*Work task*
Report all lines from the entries below in which "Microsoft" appears.

Stored records
***
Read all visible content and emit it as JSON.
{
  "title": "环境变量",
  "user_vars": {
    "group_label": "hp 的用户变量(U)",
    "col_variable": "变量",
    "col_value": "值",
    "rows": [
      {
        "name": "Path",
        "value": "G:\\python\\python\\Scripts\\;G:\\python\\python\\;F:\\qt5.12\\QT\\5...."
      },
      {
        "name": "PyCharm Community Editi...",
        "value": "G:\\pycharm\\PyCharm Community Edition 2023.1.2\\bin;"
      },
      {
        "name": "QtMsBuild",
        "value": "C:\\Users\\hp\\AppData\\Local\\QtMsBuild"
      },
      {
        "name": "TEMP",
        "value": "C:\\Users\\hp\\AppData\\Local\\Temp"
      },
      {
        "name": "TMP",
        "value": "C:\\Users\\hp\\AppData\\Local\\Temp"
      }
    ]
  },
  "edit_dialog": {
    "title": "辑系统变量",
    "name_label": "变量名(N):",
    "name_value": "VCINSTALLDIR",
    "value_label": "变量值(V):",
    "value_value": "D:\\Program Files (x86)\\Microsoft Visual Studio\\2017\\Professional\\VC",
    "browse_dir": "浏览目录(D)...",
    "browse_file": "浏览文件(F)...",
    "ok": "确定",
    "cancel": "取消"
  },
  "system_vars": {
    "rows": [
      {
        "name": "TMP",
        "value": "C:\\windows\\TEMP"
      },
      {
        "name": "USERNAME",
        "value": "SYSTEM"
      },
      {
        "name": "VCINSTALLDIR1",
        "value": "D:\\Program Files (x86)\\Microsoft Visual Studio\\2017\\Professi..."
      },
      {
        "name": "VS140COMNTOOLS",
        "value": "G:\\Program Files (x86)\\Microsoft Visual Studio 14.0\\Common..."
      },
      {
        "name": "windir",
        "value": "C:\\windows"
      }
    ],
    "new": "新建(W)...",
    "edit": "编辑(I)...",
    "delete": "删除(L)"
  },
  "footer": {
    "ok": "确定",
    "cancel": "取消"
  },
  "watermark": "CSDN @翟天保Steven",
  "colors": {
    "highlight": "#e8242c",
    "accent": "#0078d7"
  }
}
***
*Output*
    "value_value": "D:\\Program Files (x86)\\Microsoft Visual Studio\\2017\\Professional\\VC",
        "value": "D:\\Program Files (x86)\\Microsoft Visual Studio\\2017\\Professi..."
        "value": "G:\\Program Files (x86)\\Microsoft Visual Studio 14.0\\Common..."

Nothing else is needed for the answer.